And on January 24th, 2017, the University of Arkansas stated it would no longer cover services related to gender identity under its health insurance after March 6th. The University had only granted access to transgender-specific services in January 2017 in order to be in compliance with ACA. It cited the Section 1557 injunction and the potential repeal of the ACA in suspending a final decision until further clarification is given regarding the ACA’s regulations.

… Yet some are increasing access to transgender health services

Interestingly, some recent initiatives across the country have increased the availability of transgender-specific services. A package of New Jersey bills set in motion in the beginning of February could prevent health insurance companies from discriminating against residents of the state based on gender identity. The bills were approved by the Assembly’s Human Services Committee and will be voted on shortly by the New Jersey Assembly and Senate. At the University of Nebraska-Lincoln, a Transgender Care Clinic opened on February 1st. This clinic offers transition services to students, paid through the student insurance health plan, including hormone therapy, postoperative follow-up, and gynecologic care. And later this year, Johns Hopkins Medicine in Maryland will launch its Center for Transgender Health to provide gender transition services including gender reassignment surgery. These examples of members of the healthcare community responding to the needs of their transgender patients demonstrates the progress that has been made in the fight against transgender health inequalities.
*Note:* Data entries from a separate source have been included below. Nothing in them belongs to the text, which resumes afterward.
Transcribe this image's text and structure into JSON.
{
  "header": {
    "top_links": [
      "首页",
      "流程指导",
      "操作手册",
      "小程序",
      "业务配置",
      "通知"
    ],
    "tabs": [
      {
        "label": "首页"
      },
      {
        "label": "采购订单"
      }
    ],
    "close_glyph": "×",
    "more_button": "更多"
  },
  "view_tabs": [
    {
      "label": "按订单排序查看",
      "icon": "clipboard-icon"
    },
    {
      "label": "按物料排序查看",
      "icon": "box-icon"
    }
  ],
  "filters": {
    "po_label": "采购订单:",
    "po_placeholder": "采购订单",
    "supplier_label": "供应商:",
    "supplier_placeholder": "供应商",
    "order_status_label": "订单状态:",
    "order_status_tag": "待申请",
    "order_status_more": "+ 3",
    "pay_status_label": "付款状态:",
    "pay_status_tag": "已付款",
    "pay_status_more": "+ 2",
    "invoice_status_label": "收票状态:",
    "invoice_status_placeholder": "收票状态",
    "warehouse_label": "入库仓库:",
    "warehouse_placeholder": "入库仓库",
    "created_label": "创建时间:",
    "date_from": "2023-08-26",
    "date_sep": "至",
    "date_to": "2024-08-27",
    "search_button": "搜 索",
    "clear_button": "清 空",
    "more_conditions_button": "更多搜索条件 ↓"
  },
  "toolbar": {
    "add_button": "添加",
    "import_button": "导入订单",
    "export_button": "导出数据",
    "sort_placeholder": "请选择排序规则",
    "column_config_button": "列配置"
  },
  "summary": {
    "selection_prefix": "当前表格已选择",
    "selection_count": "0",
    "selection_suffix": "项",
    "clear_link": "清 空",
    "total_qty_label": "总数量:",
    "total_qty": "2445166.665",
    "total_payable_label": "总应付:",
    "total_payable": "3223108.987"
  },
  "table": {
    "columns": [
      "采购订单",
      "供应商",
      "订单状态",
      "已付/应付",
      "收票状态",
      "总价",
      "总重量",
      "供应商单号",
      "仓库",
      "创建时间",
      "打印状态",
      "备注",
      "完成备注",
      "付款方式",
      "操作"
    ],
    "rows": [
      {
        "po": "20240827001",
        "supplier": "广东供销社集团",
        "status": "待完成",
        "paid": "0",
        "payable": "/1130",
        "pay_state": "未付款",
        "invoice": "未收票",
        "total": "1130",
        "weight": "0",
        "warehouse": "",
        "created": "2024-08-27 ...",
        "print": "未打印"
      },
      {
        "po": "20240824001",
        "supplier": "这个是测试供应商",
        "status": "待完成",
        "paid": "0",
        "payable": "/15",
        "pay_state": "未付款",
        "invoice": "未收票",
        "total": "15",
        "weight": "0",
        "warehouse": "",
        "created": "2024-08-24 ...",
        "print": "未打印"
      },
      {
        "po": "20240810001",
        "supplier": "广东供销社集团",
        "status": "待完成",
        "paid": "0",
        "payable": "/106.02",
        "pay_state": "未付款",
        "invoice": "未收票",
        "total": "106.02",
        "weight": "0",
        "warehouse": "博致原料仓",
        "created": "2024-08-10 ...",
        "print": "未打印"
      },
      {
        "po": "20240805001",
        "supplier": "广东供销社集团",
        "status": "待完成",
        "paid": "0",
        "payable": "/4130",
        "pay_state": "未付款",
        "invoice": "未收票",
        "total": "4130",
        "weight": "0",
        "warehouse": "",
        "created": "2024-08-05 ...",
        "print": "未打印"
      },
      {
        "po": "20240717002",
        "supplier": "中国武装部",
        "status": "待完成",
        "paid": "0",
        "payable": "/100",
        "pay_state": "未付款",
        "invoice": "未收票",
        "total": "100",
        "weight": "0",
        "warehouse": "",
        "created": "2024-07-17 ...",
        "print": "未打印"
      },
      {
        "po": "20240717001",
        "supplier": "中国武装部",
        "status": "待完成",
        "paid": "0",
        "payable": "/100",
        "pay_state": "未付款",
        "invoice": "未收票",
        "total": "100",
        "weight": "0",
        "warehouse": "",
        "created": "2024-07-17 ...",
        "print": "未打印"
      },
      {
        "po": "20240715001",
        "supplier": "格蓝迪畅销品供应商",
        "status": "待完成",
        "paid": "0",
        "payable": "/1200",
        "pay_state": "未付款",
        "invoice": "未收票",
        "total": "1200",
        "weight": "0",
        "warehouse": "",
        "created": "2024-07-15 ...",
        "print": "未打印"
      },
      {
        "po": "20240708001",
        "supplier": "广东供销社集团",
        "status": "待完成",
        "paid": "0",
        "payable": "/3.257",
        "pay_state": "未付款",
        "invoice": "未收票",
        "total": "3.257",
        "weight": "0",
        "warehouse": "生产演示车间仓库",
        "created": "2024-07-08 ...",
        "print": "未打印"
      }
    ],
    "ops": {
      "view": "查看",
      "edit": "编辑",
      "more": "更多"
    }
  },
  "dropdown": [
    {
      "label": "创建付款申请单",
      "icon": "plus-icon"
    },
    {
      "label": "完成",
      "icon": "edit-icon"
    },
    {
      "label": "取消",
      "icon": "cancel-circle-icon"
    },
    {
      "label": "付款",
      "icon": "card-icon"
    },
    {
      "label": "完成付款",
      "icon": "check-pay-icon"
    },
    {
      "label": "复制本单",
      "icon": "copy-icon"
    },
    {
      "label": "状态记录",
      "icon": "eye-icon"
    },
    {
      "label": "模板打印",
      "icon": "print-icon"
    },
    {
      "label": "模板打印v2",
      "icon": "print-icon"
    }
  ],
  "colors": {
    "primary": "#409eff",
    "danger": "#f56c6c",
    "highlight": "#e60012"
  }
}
What comes next?

The transgender population is in a precarious position in so many ways; healthcare is no different, though the ACA had worked to codify non-discrimination. Without the ACA’s provisions—particularly Section 1557—explicitly in place, the first half of 2017 has seen swift movements to undermine the ability of a group of people to receive care, even though there have been some more local positive advancements aimed at expanding access to transgender healthcare in Nebraska, New Jersey, and Maryland since the Texas court’s injunction. Barring federal protection against discrimination toward transgender people in healthcare, state-level anti-transgender actors can build on the injunction of Section 1557 and encode healthcare discrimination practices into state law. The continued threat of repeal or “repair” of the ACA with the AHCA demonstrates how discrimination against many groups could become a national law. In fact, access to affordable, transgender-specific health services is not only under threat, it’s under direct attack.
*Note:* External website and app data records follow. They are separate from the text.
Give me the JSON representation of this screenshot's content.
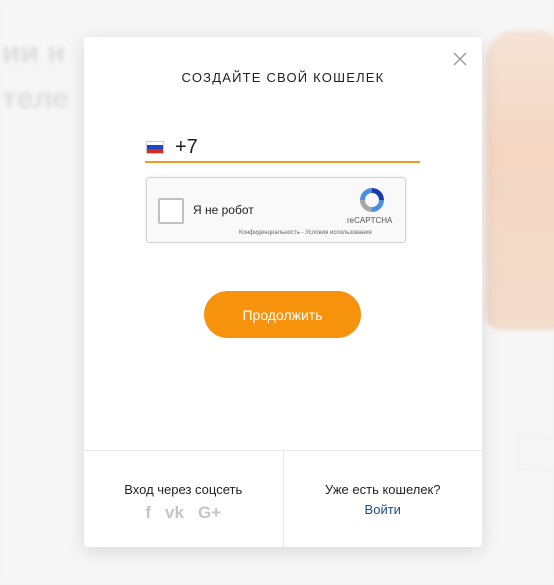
{
  "background": {
    "line1": "ии н",
    "line2": "теле",
    "line3": "",
    "line4": ""
  },
  "modal": {
    "title": "СОЗДАЙТЕ СВОЙ КОШЕЛЕК",
    "close_icon": "close-icon",
    "phone": {
      "country_flag": "russia-flag-icon",
      "value": "+7",
      "accent_color": "#f39a1d"
    },
    "recaptcha": {
      "label": "Я не робот",
      "brand": "reCAPTCHA",
      "links": "Конфиденциальность - Условия использования"
    },
    "continue_label": "Продолжить",
    "button_color": "#f7920d",
    "footer": {
      "social_label": "Вход через соцсеть",
      "social_icons": [
        {
          "icon": "facebook-icon",
          "glyph": "f"
        },
        {
          "icon": "vk-icon",
          "glyph": "vk"
        },
        {
          "icon": "google-plus-icon",
          "glyph": "G+"
        }
      ],
      "have_wallet_label": "Уже есть кошелек?",
      "login_label": "Войти",
      "link_color": "#1b4d8c"
    }
  }
}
— Sajya Singh, Undergraduate Student, Department of Genetics, Cell Biology, and Development at the University of Minnesota

— This piece was written as part of the course “Gender and the Politics of Health” taught by Debra DeBruin, Associate Professor, Center for Bioethics, Department of Medicine and College of Liberal Arts Department of Philosophy at the University of Minnesota


— Photo by Ted Eytan